◆ Your assignment
Your reply should hold only the lines from the records below where "username" occurs.

◆ Given entries
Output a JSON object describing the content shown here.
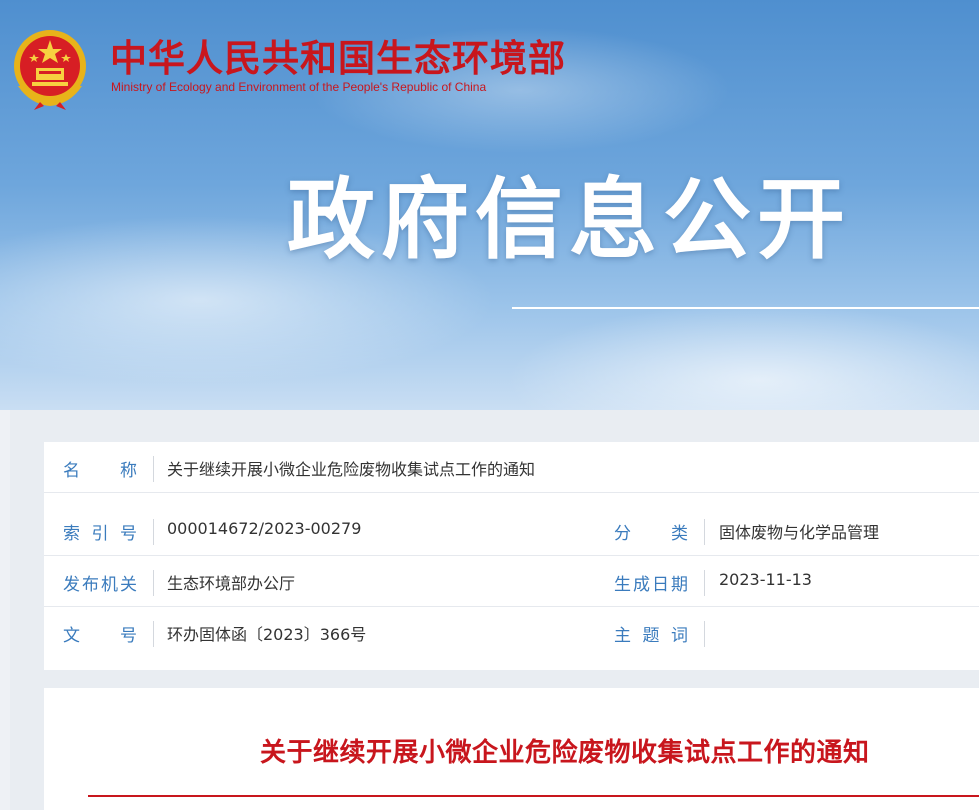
{
  "header": {
    "site_title": "中华人民共和国生态环境部",
    "site_subtitle": "Ministry of Ecology and Environment of the People's Republic of China",
    "hero_text": "政府信息公开",
    "emblem_icon": "national-emblem-icon"
  },
  "info": {
    "name_label": "名称",
    "name_value": "关于继续开展小微企业危险废物收集试点工作的通知",
    "index_label": "索引号",
    "index_value": "000014672/2023-00279",
    "category_label": "分类",
    "category_value": "固体废物与化学品管理",
    "issuer_label": "发布机关",
    "issuer_value": "生态环境部办公厅",
    "date_label": "生成日期",
    "date_value": "2023-11-13",
    "docno_label": "文号",
    "docno_value": "环办固体函〔2023〕366号",
    "keywords_label": "主题词",
    "keywords_value": ""
  },
  "article": {
    "title": "关于继续开展小微企业危险废物收集试点工作的通知"
  },
  "colors": {
    "brand_red": "#c8161d",
    "label_blue": "#3a7bbd",
    "text": "#333333"
  }
}
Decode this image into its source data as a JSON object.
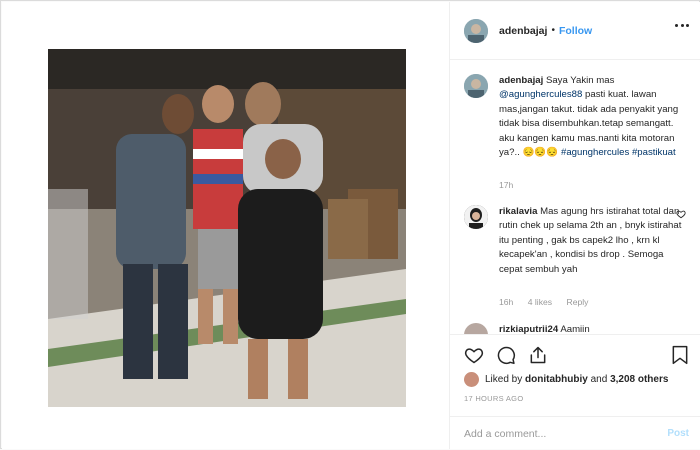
{
  "post": {
    "username": "adenbajaj",
    "separator": "•",
    "follow_label": "Follow",
    "more_icon": "more-horizontal-icon"
  },
  "caption": {
    "username": "adenbajaj",
    "text_before_mention": "Saya Yakin mas",
    "mention": "@agunghercules88",
    "text_after_mention": "pasti kuat. lawan mas,jangan takut. tidak ada penyakit yang tidak bisa disembuhkan.tetap semangatt. aku kangen kamu mas.nanti kita motoran ya?..",
    "emoji": "😔😔😔",
    "hashtag_1": "#agunghercules",
    "hashtag_2": "#pastikuat",
    "time": "17h"
  },
  "comments": [
    {
      "username": "rikalavia",
      "text": "Mas agung hrs istirahat total dan rutin chek up selama 2th an , bnyk istirahat itu penting , gak bs capek2 lho , krn kl kecapek'an , kondisi bs drop . Semoga cepat sembuh yah",
      "time": "16h",
      "likes": "4 likes",
      "reply": "Reply"
    },
    {
      "username": "rizkiaputrii24",
      "text": "Aamiin"
    }
  ],
  "actions": {
    "like_icon": "heart-icon",
    "comment_icon": "comment-icon",
    "share_icon": "share-icon",
    "save_icon": "bookmark-icon"
  },
  "likes": {
    "prefix": "Liked by",
    "user": "donitabhubiy",
    "and": "and",
    "others": "3,208 others"
  },
  "timestamp": "17 HOURS AGO",
  "add_comment": {
    "placeholder": "Add a comment...",
    "post_label": "Post"
  },
  "colors": {
    "link_blue": "#3897f0",
    "text": "#262626",
    "muted": "#999999",
    "border": "#dbdbdb"
  }
}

◆ Your response
    "username": "adenbajaj",
    "username": "adenbajaj",
      "username": "rikalavia",
      "username": "rizkiaputrii24",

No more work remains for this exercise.